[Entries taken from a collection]
▬▬▬

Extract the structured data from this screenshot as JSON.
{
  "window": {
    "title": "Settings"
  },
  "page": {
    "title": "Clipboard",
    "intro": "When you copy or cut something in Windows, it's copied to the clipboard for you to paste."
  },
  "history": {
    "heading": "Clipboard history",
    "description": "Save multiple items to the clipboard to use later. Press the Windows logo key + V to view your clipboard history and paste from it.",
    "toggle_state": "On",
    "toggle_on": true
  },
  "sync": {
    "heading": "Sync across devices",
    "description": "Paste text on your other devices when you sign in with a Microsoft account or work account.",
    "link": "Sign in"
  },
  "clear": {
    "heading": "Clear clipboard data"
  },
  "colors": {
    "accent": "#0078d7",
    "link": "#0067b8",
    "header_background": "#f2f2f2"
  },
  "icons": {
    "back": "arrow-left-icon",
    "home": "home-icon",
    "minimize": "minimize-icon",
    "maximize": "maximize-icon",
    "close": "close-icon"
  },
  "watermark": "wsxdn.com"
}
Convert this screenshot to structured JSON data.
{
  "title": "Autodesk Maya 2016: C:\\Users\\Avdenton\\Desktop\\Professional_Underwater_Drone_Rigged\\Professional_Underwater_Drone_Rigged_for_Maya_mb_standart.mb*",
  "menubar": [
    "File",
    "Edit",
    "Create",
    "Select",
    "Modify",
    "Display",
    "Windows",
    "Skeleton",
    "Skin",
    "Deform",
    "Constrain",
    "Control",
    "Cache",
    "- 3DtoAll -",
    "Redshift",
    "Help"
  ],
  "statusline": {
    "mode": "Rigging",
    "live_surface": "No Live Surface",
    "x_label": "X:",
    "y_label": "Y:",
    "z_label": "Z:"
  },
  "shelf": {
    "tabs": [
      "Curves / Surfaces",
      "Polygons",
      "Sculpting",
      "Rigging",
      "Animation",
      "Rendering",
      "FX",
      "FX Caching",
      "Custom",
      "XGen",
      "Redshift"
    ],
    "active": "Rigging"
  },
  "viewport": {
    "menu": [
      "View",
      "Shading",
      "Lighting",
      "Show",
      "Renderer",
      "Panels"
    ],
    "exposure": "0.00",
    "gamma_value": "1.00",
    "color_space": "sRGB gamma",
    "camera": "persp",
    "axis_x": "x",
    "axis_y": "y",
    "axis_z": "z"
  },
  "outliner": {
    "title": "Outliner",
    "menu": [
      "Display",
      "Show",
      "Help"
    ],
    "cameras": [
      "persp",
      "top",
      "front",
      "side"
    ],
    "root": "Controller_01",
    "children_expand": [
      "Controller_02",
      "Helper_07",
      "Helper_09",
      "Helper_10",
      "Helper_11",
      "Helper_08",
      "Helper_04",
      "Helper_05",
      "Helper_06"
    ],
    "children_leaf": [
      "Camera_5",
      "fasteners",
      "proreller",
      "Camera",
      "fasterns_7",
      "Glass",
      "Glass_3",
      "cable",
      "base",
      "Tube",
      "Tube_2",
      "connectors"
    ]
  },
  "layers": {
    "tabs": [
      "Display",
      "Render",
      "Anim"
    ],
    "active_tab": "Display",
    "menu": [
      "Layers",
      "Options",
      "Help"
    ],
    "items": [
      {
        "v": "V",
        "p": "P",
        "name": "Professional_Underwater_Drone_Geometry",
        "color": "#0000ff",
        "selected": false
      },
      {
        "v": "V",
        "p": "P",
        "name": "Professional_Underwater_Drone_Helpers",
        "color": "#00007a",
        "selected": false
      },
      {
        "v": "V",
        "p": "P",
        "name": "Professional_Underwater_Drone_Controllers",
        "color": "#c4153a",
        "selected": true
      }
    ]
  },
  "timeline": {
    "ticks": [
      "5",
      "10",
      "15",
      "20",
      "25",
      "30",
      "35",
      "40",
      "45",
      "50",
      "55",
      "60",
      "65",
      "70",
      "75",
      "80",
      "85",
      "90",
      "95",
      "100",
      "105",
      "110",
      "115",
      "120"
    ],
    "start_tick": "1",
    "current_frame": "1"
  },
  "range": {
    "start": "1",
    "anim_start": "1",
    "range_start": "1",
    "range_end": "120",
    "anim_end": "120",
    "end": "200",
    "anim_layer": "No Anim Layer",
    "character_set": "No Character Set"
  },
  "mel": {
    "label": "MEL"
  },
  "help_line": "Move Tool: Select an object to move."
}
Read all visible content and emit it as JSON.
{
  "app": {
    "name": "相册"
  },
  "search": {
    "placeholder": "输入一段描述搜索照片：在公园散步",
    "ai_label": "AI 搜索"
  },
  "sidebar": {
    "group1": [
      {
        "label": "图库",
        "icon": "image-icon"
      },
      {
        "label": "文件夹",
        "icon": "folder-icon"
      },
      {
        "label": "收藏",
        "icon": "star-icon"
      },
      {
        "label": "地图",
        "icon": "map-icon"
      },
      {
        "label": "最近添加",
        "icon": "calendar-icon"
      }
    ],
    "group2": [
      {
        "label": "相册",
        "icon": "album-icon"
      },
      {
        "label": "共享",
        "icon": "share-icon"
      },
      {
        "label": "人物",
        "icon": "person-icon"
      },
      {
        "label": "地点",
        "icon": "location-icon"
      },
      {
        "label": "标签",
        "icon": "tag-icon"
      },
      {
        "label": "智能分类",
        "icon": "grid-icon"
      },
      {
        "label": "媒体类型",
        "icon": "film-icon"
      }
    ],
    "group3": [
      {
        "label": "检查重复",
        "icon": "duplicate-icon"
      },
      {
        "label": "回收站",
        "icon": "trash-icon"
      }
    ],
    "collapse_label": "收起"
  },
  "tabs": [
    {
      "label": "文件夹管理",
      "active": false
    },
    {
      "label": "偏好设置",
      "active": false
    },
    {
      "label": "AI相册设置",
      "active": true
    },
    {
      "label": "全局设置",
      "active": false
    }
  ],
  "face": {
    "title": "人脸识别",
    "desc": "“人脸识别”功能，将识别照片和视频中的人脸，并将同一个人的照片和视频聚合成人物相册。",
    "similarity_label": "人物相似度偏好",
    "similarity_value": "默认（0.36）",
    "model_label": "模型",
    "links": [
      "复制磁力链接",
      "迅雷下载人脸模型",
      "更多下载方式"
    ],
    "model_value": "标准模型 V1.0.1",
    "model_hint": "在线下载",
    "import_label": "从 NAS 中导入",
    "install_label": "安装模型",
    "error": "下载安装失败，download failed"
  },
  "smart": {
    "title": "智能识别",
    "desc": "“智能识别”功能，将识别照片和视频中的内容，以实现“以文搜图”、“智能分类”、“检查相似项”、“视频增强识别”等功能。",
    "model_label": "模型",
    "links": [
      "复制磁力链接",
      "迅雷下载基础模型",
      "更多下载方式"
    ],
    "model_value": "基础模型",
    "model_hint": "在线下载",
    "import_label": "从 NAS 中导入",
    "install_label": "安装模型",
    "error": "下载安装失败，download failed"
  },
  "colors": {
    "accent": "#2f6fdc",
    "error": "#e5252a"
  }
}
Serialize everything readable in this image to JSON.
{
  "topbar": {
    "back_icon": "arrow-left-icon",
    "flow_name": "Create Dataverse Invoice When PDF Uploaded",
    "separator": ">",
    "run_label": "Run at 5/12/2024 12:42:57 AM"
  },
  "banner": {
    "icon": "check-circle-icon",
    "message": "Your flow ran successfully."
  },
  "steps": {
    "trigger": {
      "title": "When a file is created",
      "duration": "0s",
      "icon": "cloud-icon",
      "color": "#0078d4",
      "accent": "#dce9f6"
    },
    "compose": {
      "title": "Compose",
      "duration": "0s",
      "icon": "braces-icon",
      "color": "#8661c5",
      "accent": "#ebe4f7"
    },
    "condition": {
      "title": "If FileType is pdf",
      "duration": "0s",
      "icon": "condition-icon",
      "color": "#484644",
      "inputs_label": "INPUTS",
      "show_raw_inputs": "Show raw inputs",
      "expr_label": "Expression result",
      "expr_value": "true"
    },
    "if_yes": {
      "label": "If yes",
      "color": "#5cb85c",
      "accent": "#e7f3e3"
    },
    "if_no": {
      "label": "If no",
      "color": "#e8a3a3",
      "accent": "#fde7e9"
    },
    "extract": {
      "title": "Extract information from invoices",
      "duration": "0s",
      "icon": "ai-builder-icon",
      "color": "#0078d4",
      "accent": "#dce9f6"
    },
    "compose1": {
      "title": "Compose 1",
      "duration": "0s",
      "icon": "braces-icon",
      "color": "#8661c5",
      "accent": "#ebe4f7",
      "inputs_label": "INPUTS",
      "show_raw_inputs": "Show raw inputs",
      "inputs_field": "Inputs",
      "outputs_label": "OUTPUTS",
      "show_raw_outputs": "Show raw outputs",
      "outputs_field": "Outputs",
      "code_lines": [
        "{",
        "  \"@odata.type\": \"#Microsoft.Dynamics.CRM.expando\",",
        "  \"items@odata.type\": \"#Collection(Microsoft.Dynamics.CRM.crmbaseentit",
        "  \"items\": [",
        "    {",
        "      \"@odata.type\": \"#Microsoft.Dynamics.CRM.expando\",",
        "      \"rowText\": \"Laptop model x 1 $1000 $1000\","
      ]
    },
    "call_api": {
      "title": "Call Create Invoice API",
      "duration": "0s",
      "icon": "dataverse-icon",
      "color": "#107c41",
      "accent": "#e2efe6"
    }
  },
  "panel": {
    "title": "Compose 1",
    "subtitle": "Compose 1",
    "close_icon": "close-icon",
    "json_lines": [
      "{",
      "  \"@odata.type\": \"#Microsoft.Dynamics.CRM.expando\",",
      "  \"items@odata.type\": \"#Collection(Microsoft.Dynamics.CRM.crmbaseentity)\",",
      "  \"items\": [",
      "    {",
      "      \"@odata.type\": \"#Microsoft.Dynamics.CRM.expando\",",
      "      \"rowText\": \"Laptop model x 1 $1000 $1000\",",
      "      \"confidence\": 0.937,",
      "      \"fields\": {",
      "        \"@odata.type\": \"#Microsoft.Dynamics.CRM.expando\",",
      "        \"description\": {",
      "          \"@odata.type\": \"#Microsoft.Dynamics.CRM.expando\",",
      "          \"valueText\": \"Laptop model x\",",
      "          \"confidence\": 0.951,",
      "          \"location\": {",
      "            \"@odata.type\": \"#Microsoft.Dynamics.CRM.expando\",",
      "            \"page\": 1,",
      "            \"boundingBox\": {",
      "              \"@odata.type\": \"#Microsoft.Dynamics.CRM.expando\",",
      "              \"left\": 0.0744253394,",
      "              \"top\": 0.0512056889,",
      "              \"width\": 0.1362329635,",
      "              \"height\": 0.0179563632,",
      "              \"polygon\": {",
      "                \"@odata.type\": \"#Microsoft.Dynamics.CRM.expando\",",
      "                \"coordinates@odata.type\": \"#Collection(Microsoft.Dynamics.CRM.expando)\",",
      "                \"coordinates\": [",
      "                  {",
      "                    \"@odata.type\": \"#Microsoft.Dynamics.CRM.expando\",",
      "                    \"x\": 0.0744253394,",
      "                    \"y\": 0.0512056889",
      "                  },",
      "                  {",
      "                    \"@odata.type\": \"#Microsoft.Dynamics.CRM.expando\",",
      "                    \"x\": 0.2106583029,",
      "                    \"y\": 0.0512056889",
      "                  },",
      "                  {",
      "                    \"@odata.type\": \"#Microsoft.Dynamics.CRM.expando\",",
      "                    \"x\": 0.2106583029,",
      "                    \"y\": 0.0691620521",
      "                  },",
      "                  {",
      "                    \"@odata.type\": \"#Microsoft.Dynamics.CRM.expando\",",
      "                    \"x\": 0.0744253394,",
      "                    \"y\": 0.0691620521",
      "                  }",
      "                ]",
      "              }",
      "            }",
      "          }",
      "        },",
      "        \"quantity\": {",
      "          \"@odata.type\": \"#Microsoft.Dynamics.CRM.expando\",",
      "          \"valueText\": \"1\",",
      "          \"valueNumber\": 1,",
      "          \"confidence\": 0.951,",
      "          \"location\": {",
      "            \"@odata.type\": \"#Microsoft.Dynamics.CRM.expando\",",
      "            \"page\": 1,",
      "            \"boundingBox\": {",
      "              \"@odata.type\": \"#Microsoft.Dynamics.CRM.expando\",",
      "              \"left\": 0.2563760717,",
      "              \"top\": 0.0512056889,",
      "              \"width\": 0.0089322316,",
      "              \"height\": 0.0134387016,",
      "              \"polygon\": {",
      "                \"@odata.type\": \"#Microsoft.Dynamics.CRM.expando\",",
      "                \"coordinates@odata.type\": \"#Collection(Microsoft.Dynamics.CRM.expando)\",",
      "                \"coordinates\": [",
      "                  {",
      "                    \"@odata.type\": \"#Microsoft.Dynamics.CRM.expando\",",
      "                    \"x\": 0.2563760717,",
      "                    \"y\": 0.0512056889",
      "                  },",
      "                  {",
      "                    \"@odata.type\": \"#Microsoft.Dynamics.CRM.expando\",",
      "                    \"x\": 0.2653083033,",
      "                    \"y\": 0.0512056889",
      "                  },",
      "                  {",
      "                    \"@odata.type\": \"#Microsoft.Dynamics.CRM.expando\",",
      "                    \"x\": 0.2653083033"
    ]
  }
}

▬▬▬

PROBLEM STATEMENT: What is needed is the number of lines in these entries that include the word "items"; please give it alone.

SOLUTION TO THIS PROBLEM: 6